The state Public Utilities Commission is the primary regulator of pipelines in Minnesota, but last week the MPCA issued Enbridge a crucial permit for the project known as a “401 water quality certification.” Denying such a permit could derail a project.
The certification takes its name from Section 401 of the country’s Clean Water Act, and regulates pollutants discharged into nearby waters.
The $2.6 billion Line 3 oil pipeline would cut underground across northern Minnesota, crossing more than 200 streams, and affect more than 700 acres of wetlands as it carries oil from tar sands in Canada to Enbridge’s terminal in Superior, Wis. The company says it needs the new pipeline to replace one that’s worn.
Opponents say the project represents an unacceptable risk to the Native American tribes whose land and wild rice stands it crosses, and undermines the state’s climate change goals to reduce greenhouse gas emissions from burning fossil fuels.
A number of groups challenged drafts of the water-quality permits last winter in a contested case hearing — including Friends of the Headwaters, Honor the Earth, the Sierra Club and the Red Lake and White Earth Ojibwe bands — but an administrative law judge sided with the MPCA. Meanwhile, three tribes are fighting the project in court for violating treaty rights.

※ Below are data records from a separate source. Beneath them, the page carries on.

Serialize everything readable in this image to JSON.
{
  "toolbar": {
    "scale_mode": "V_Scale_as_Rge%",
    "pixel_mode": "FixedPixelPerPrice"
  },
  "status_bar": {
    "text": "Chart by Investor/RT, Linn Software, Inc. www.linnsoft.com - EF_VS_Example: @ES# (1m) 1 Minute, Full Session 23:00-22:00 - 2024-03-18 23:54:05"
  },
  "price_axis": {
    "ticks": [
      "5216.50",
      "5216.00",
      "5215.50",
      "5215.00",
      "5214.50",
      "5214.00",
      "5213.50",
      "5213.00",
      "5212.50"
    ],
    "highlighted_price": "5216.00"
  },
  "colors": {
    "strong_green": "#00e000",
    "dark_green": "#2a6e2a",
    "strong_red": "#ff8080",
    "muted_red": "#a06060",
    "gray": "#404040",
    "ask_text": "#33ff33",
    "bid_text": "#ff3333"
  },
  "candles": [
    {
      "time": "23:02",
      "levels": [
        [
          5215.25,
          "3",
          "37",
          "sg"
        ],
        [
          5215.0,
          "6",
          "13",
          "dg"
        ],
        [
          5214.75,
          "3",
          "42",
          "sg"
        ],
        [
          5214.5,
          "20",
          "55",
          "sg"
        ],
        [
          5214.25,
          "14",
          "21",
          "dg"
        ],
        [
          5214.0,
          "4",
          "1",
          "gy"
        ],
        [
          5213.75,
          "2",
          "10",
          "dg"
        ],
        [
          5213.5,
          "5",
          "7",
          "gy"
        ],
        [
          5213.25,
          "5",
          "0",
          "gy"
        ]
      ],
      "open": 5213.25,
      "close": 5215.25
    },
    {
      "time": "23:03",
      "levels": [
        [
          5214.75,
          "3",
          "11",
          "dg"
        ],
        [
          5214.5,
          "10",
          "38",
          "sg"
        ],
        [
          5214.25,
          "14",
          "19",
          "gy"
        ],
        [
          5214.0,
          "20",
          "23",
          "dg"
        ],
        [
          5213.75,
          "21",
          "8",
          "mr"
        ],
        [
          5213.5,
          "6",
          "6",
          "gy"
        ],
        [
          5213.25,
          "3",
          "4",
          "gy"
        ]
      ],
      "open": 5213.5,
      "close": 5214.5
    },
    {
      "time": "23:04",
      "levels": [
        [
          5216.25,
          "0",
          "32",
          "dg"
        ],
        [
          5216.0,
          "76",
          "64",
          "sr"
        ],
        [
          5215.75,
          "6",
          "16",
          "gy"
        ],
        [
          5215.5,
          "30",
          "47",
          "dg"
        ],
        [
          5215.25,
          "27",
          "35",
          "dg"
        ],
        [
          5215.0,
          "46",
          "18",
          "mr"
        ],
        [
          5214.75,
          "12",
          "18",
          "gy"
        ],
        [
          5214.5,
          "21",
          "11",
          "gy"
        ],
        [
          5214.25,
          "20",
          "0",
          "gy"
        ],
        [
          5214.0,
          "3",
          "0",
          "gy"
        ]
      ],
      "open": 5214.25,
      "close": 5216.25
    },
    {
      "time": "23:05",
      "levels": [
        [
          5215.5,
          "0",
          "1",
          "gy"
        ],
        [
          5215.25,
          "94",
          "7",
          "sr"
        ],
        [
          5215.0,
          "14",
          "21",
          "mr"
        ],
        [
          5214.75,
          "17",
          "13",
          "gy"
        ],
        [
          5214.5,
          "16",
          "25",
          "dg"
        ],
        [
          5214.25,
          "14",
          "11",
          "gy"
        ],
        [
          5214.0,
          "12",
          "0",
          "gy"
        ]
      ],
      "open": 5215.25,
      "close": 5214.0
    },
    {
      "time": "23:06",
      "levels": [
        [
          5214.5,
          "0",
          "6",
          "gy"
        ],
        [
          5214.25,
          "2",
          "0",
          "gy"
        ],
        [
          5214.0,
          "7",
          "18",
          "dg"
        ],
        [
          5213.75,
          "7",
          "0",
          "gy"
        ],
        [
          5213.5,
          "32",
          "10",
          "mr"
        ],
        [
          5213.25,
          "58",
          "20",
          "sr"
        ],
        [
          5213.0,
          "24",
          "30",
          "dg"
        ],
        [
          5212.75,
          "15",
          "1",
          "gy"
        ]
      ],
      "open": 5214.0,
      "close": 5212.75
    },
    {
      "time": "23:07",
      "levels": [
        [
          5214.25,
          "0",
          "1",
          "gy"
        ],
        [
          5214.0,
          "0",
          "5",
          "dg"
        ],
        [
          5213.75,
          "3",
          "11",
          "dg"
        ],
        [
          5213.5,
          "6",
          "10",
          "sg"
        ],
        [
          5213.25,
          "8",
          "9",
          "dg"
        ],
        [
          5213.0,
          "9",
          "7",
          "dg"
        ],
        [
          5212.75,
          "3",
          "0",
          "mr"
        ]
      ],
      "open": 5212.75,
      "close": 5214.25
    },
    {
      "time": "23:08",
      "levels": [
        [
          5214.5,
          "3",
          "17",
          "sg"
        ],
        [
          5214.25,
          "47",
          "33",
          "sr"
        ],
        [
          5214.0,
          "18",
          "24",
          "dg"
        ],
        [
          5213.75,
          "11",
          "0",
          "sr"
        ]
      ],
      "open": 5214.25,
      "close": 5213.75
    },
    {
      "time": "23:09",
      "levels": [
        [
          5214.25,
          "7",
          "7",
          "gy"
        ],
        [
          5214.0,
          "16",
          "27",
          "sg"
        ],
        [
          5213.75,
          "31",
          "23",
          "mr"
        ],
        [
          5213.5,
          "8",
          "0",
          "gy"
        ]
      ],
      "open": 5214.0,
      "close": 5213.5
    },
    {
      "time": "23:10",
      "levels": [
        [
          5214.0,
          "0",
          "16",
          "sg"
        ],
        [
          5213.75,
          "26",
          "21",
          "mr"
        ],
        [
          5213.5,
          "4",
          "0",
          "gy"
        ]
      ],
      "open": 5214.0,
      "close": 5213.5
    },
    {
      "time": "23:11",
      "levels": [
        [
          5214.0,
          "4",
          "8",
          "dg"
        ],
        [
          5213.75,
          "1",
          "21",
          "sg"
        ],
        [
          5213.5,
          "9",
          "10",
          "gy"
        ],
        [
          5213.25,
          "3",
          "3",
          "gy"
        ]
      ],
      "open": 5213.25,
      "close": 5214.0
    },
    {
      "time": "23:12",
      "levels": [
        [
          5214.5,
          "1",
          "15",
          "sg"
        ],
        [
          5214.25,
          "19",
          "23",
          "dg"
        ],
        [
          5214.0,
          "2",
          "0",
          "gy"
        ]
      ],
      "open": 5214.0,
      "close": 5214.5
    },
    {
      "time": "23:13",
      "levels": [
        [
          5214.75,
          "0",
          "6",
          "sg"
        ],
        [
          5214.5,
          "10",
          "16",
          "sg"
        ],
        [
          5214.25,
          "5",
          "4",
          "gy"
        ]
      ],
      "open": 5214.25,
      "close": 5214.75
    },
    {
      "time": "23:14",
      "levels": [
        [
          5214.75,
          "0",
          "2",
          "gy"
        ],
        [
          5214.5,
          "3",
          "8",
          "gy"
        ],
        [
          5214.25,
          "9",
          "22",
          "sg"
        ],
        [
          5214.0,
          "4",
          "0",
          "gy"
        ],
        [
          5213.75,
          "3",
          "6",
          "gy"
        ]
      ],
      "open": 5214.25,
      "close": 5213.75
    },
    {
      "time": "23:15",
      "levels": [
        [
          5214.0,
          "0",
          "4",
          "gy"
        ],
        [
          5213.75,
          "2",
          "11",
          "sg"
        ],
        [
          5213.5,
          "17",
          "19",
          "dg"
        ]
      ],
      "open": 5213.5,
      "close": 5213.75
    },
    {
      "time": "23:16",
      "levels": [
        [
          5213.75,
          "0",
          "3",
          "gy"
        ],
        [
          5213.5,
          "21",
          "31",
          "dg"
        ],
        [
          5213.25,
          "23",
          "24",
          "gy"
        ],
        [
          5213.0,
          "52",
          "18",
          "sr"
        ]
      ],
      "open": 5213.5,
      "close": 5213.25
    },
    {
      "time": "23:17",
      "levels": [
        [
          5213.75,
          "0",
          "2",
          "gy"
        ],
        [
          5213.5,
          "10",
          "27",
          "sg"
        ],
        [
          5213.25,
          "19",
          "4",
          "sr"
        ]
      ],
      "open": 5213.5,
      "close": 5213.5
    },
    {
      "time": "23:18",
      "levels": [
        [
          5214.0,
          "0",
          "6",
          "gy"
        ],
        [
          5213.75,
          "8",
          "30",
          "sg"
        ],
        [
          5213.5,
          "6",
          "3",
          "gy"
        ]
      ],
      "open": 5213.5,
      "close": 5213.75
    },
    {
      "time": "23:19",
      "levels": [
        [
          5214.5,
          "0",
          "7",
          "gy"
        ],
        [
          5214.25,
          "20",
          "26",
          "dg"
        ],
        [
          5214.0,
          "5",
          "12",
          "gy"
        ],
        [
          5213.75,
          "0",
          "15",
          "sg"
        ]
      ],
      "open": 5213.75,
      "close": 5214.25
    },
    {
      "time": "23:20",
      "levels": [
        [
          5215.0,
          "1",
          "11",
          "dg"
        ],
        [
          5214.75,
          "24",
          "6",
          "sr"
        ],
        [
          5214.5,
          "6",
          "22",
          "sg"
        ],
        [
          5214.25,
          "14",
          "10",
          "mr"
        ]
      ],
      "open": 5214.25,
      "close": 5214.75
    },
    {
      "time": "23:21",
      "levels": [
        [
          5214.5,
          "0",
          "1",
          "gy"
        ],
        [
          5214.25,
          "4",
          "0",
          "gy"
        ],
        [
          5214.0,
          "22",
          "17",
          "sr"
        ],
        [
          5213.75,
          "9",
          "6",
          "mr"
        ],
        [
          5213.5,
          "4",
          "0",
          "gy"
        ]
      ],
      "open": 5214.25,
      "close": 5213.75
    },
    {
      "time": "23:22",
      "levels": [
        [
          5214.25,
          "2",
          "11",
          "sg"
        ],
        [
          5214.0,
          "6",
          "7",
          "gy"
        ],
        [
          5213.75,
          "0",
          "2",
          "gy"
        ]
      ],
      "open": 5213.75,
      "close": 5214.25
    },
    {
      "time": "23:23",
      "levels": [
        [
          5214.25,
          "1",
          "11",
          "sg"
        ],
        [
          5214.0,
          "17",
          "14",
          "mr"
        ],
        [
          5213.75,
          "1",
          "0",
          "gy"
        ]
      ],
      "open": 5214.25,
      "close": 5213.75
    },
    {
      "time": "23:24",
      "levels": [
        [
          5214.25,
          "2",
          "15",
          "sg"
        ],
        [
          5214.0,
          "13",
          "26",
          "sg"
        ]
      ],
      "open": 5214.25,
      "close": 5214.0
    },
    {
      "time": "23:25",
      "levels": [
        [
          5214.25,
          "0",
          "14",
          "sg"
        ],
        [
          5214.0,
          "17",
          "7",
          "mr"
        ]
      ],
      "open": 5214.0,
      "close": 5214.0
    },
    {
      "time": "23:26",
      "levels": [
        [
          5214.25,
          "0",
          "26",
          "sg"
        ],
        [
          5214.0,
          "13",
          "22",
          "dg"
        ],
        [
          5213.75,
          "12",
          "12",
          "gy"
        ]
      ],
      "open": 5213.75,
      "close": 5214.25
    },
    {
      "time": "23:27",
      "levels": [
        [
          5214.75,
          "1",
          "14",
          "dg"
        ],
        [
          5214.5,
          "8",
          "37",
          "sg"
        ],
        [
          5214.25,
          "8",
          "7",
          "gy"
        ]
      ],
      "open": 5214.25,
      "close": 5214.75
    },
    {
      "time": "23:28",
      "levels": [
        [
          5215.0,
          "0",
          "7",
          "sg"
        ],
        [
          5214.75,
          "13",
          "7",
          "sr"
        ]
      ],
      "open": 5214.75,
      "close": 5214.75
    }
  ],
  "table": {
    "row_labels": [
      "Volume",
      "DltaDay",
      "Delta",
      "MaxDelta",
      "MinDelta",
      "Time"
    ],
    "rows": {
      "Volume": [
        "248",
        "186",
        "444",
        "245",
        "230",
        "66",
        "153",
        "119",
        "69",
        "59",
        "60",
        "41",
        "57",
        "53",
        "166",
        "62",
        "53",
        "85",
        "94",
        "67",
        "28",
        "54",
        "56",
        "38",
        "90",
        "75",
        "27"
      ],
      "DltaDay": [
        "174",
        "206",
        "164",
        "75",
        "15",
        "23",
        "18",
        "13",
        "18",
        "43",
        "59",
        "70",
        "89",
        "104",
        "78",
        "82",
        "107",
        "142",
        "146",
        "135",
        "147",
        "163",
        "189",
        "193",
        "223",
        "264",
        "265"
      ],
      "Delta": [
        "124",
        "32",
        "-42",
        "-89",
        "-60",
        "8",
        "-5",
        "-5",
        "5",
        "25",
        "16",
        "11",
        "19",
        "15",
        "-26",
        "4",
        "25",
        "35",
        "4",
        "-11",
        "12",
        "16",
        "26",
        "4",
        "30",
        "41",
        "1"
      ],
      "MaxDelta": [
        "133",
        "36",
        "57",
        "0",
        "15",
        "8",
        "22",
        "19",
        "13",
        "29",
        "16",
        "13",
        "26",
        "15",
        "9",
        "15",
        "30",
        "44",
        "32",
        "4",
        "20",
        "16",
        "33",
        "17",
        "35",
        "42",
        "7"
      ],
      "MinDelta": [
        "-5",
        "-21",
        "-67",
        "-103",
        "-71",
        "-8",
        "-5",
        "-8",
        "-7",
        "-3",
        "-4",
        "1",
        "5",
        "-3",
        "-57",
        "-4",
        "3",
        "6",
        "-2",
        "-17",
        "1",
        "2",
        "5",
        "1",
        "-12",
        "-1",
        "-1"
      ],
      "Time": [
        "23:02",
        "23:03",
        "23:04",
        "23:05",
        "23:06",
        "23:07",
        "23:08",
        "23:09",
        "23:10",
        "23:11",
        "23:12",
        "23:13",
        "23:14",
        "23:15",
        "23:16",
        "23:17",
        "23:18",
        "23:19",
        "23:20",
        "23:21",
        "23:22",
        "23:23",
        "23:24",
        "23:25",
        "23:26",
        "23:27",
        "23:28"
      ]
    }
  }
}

The MPCA last week said the permit it issued to Enbridge was “its most stringent 401 water quality certification to date.” It listed nearly three dozen conditions. For example, it prohibits releasing drilling mud into any water or wetlands, and bans construction in or near wild-rice waters or sensitive wetlands between April 1 and mid-July.
The permit does touch on pipeline operation. One condition says Enbridge must not discharge any crude oil from the pipeline into nearby waters, including groundwater, and that if it does it must immediately notify the state Department of Public Safety and MPCA, and clean it up.
Steve Morse, executive director of the Minnesota Environmental Partnership, said the MPCA took too narrow a view of its role in considering the 401 permit. He said the agency could have denied the permit on the grounds that construction alone of such a project would have caused unavoidable degradation to state waters.
The regulator is “constrained by historic business as usual,” he said.
Staff writer Mike Hughlett contributed to this report.